• Task: The response should contain only those lines of the entries below that include the string "Pending".

(Extracted records)
---*---
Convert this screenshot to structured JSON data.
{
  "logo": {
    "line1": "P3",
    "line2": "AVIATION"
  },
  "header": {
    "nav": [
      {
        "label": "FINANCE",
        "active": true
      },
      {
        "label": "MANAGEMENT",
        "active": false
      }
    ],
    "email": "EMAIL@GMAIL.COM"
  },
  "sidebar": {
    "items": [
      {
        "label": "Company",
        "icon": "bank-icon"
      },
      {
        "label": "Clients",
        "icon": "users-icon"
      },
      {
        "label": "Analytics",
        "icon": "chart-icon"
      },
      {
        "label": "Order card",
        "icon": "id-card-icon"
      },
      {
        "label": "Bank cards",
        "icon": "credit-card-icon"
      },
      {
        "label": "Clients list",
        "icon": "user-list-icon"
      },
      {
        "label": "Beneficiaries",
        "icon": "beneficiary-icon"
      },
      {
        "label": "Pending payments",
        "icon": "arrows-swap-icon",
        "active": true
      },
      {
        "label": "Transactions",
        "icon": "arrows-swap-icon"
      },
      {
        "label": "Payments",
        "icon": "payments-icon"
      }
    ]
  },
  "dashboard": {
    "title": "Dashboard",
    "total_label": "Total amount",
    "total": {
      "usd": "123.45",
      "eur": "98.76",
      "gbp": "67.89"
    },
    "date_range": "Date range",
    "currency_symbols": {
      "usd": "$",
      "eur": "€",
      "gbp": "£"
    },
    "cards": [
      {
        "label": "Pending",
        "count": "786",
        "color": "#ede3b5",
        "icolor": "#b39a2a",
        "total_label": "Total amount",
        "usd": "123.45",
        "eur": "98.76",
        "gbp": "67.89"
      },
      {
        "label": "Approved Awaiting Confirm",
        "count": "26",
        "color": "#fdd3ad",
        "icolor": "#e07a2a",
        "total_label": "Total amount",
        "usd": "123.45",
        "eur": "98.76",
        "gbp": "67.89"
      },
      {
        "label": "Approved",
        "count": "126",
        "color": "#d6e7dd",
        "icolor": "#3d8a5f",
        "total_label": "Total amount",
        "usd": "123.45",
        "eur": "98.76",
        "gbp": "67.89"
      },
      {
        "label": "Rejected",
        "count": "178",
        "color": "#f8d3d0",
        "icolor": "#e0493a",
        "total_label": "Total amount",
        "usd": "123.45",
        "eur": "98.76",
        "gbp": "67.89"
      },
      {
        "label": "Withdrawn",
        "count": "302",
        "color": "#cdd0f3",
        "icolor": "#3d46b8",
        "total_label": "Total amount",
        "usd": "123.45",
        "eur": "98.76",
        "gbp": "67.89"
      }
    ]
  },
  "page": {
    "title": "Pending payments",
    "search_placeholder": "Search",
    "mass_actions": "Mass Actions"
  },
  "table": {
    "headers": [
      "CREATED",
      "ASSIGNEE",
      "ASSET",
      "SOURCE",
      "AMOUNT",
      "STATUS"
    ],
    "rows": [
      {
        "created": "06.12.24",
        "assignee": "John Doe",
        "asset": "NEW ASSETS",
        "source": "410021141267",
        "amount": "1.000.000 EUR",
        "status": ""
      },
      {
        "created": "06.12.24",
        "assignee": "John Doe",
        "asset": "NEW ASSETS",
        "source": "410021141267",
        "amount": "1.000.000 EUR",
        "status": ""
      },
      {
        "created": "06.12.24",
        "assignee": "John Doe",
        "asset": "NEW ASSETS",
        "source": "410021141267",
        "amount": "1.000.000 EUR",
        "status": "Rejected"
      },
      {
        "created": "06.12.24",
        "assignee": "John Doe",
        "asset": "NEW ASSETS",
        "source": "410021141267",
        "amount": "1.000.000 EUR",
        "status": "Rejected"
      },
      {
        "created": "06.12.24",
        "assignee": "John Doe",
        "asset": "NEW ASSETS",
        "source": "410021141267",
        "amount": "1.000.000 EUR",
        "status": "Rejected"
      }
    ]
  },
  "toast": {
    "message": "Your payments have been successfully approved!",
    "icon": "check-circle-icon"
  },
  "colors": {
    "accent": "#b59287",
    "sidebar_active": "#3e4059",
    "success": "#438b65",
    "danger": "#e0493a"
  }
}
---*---
• Answer box:
        "label": "Pending payments",
        "label": "Pending",
    "title": "Pending payments",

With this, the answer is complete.